In the months before the shootings, the suspect’s behavior displayed marked signs of serious mental problems, including confusing speech, disruptiveness in class, bizarre imagery, deterioration in social, academic, and occupational functioning, and a dramatic personality change. With such blatant signals, why didn’t others intervene? Arizona law allows any interested party to report an individual’s bizarre or threatening behavior to the authorities, who can involuntarily commit the individual for psychiatric evaluation.
Though his community college suspended the suspect for his threatening demeanor, it took no further action. One reason is that American educational privacy laws severely restrict the sharing of information, even with parents, let alone with other authorities. Additional privacy protections for medical records sometimes make it difficult to notify parents when a child is troubled.
Moreover, the US Constitution prohibits preventive detention: even severely disturbed individuals cannot be detained involuntarily unless judged an imminent threat to themselves or others. College counselors apparently did not think that the suspect met this demanding threshold. Although disruptive, the suspect was able to function – as shown by the disciplined nature of the attack.

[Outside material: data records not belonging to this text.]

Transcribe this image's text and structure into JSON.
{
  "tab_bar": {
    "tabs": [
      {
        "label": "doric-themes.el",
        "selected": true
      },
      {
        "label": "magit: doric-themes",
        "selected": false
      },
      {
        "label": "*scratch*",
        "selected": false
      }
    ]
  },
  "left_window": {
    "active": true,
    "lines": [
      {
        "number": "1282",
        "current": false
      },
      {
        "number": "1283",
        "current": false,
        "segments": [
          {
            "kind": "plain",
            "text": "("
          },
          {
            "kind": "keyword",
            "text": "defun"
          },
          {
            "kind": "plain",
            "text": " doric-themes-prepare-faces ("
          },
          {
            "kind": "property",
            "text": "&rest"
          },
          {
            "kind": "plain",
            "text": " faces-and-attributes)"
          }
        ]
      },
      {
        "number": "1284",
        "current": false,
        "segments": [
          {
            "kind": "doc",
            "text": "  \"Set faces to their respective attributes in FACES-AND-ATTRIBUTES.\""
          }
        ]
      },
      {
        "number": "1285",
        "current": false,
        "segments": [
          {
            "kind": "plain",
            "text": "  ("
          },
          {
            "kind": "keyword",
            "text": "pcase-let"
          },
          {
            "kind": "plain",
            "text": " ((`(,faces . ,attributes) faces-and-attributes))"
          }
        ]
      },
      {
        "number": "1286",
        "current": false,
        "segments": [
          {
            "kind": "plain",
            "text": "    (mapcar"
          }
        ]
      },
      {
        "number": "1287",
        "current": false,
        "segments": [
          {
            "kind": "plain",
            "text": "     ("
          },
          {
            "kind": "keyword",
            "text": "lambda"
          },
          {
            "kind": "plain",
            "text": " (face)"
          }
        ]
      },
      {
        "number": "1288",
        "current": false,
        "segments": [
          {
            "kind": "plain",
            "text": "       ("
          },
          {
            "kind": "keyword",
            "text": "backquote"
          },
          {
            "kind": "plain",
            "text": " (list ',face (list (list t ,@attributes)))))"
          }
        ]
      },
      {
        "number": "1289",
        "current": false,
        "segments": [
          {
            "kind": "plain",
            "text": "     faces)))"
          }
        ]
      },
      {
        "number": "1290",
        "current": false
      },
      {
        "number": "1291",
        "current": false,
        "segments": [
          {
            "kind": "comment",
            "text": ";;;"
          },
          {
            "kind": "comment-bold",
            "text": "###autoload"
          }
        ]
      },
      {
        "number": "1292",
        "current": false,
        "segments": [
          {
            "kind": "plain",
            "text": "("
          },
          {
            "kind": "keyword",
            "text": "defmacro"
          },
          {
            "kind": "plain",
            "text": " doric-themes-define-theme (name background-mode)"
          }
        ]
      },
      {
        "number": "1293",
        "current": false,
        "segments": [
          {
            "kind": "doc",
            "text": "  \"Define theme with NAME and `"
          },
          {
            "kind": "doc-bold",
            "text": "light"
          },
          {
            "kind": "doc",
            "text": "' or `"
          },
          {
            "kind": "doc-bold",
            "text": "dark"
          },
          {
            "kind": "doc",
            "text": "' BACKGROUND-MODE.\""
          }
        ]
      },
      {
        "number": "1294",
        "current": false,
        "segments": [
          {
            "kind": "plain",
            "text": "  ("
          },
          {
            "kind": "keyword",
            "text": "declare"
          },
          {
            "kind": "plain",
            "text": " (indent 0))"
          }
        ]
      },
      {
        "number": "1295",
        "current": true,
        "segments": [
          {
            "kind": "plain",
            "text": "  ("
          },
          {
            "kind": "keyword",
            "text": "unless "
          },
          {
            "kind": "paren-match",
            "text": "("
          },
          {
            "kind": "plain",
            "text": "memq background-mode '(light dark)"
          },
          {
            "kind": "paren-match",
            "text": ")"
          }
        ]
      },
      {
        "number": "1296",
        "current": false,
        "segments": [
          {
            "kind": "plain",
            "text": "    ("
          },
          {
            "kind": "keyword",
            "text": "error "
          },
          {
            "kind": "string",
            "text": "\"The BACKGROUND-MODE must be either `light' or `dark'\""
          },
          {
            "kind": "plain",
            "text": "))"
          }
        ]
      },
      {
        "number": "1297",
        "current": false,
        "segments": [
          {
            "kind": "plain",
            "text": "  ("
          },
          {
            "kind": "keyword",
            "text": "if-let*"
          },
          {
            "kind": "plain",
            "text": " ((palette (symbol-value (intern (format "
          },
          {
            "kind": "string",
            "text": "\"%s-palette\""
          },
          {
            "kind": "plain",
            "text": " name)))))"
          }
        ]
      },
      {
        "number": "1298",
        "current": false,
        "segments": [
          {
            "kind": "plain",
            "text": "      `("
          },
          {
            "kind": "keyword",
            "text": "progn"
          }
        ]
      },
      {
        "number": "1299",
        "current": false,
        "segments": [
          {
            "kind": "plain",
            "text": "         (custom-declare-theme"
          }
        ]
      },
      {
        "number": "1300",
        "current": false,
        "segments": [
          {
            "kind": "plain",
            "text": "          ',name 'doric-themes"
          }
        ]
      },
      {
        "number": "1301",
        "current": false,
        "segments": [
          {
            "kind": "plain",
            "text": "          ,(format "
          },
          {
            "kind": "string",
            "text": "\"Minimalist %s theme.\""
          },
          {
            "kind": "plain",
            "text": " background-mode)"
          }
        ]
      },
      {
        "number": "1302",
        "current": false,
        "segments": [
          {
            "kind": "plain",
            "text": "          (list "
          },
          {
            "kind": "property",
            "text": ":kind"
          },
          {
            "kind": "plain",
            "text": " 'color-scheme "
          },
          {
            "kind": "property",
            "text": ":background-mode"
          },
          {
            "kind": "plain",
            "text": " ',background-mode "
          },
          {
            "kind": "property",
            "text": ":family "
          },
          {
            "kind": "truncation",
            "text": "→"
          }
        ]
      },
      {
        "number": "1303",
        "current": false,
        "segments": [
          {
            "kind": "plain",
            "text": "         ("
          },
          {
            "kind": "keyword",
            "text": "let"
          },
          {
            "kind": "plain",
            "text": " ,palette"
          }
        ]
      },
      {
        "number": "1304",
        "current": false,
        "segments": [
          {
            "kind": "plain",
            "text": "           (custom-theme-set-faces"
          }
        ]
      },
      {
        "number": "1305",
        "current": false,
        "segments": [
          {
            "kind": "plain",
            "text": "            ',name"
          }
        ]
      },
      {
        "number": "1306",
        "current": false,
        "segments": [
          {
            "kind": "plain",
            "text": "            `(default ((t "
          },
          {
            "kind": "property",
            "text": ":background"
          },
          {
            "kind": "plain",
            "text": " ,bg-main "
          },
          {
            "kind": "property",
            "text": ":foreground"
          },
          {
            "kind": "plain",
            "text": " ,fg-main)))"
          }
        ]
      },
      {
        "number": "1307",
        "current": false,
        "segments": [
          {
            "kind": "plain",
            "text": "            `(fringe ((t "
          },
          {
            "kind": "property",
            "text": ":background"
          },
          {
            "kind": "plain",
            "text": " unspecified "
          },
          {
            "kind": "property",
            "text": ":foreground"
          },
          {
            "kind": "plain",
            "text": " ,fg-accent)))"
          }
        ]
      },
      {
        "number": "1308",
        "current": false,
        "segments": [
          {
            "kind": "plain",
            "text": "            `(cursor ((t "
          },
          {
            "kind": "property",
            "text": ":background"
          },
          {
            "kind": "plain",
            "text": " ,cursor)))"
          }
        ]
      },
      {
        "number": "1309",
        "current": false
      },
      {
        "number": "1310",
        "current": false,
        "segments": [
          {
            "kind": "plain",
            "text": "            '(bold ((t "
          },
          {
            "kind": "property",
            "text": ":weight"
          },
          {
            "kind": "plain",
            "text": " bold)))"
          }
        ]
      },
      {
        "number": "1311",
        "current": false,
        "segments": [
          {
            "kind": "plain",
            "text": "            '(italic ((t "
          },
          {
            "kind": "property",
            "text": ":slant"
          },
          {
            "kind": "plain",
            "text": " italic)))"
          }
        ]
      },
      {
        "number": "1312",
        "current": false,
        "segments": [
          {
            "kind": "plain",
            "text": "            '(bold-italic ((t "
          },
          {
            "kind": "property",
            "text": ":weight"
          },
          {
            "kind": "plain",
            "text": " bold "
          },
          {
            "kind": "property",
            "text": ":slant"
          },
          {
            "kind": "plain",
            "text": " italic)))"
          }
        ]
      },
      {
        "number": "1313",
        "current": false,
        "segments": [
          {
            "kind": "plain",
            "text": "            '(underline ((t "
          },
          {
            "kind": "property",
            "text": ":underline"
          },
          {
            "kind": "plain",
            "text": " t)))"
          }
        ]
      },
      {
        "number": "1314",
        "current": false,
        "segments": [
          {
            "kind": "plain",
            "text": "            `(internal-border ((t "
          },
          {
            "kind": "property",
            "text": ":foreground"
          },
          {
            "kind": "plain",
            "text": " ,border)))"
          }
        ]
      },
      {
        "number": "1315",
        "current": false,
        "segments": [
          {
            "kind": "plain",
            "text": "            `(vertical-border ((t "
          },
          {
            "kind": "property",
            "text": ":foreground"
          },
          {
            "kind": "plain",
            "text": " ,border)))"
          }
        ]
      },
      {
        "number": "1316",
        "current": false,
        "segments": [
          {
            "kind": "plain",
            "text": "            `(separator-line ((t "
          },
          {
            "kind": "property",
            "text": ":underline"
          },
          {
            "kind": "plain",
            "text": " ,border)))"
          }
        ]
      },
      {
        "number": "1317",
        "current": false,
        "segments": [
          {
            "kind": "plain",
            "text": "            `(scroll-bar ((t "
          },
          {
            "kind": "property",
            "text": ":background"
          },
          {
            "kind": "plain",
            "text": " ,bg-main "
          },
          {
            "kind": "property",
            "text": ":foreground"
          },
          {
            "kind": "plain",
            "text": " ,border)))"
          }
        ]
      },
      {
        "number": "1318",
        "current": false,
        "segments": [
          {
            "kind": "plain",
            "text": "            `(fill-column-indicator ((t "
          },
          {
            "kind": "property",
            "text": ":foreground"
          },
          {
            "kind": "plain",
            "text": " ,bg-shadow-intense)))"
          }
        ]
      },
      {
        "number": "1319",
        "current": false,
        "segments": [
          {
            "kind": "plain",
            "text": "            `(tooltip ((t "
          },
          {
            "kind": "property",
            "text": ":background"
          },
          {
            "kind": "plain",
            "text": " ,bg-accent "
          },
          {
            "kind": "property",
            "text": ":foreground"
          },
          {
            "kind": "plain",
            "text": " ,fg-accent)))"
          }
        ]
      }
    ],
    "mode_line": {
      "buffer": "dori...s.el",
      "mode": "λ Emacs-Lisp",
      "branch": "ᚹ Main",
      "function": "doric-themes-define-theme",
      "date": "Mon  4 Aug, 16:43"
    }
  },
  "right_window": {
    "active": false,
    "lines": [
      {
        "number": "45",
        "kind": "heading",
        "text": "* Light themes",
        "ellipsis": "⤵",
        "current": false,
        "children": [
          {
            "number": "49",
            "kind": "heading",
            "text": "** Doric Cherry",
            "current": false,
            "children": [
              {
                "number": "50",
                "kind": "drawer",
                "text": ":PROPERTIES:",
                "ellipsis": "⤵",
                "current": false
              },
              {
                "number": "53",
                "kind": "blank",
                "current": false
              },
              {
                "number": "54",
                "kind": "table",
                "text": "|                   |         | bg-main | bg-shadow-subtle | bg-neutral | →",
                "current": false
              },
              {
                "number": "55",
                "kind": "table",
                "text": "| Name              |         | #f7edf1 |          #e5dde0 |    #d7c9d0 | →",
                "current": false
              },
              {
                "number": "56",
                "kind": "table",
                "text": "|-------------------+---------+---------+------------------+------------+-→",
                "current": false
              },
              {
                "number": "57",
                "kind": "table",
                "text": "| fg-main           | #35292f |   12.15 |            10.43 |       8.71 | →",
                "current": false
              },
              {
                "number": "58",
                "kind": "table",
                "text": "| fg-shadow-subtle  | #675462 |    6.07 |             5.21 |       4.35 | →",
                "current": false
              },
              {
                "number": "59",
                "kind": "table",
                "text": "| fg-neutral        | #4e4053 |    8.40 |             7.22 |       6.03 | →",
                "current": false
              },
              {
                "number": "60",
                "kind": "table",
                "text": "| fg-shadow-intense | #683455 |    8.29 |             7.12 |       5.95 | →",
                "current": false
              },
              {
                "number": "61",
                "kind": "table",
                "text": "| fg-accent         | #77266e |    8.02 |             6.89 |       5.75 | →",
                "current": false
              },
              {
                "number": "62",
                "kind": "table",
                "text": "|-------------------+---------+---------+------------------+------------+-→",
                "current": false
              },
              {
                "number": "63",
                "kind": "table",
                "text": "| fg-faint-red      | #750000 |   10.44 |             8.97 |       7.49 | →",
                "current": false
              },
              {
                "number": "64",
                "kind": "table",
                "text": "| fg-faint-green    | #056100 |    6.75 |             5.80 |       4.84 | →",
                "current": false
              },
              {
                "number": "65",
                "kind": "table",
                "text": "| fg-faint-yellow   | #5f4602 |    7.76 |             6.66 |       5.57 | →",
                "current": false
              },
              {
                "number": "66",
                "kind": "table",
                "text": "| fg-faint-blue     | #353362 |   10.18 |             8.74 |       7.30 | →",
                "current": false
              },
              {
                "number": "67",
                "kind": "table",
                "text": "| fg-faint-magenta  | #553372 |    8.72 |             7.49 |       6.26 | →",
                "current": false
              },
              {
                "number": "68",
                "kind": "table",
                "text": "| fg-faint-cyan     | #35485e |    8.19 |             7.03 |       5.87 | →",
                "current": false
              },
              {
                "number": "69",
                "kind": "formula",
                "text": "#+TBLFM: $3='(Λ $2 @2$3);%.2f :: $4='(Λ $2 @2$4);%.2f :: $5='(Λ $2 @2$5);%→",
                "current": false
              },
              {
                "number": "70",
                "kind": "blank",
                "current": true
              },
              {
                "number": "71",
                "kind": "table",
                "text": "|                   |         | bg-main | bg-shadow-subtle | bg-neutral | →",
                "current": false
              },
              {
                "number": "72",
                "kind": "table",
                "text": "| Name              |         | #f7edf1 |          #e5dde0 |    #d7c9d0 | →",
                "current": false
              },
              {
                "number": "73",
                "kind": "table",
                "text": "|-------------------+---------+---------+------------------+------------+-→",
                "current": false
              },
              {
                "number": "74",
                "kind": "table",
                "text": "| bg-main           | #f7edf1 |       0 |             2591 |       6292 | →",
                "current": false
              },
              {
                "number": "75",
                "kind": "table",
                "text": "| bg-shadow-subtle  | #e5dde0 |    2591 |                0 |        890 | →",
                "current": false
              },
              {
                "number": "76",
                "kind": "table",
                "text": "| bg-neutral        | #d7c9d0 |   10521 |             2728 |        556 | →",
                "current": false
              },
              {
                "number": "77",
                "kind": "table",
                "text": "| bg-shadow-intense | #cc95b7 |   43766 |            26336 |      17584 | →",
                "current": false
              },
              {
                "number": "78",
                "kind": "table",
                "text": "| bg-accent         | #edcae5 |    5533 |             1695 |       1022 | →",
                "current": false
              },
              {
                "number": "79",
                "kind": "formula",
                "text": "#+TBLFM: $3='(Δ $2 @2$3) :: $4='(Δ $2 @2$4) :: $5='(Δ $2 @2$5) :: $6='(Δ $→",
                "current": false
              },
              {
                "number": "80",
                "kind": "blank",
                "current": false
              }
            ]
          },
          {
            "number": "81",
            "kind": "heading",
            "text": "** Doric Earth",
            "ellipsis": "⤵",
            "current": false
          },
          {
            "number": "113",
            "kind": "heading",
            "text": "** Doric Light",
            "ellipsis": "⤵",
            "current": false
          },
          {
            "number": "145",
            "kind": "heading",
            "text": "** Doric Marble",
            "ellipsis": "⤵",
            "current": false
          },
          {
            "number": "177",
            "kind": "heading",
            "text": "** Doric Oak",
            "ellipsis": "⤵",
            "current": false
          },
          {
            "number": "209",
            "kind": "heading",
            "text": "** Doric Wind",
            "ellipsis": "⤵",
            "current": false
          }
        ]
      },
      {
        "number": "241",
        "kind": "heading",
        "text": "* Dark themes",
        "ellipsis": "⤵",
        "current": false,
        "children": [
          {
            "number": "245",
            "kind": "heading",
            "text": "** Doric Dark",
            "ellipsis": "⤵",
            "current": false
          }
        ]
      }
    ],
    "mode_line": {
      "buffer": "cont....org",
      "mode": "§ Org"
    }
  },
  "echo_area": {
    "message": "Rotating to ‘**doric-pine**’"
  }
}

Such protections should not be surrendered easily. The irony of Sitov’s comment is that during the Soviet era, Russian political dissidents were psychiatrically diagnosed, institutionalized, and drugged into submission. Soviet Premier Nikita Khrushchev, paving the way for the political abuse of psychiatric diagnosis, argued that, “Of those who might start calling for opposition to Communism…, we can say that clearly their mental state is not normal.”
The line between angry political extremism or eccentric normality and delusional mental disorder is tricky to draw. If restrictions on involuntary commitment to prevent crime are eased, zealous prosecutors could circumvent civil liberties. Such abuses have emerged when preventive institutionalization has passed constitutional muster, as in the laws some US states have enacted in order to incarcerate “sexually violent predators.”
So, what can be done? Sitov was correct to the extent that the Arizona shootings were likely facilitated by a uniquely American interaction between legal protection of individual privacy and freedom, lack of strong community bonds and resources, and easy access to handguns. Americans must acknowledge that educational and medical privacy laws require limited exceptions for notification of family and authorities when clear signs of severe mental illness surface, so that colleges and other institutions can take timely action.
Adequate community mental-health services with educational outreach can induce disturbed youth to get help voluntarily. Perhaps prudent loosening of the imminent-harm standard for involuntary commitment in clear cases of severe disorder might be helpful. Screening, if carefully targeted to limit errors, also may have a role to play. Finally, improved gun control vis-à-vis the severely mentally ill is imperative.
Such measures might have prevented the Arizona shootings. A stronger community response, supported by limited exceptions to legal restrictions on information-sharing, could have allowed involuntary evaluation of the suspect.
If he refused treatment and was released because he posed no imminent threat, his severe mental disorder would nonetheless have been diagnosed. Placing him immediately on a “watch list” for weapons – frequently updated under strengthened laws – could have prevented him from purchasing the gun and ammunition he subsequently used.
Jerome C. Wakefield is a professor at New York University’s Silver School of Social Work and Professor of Psychiatry at NYU’s School of Medicine.
Copyright: Project Syndicate, 2011.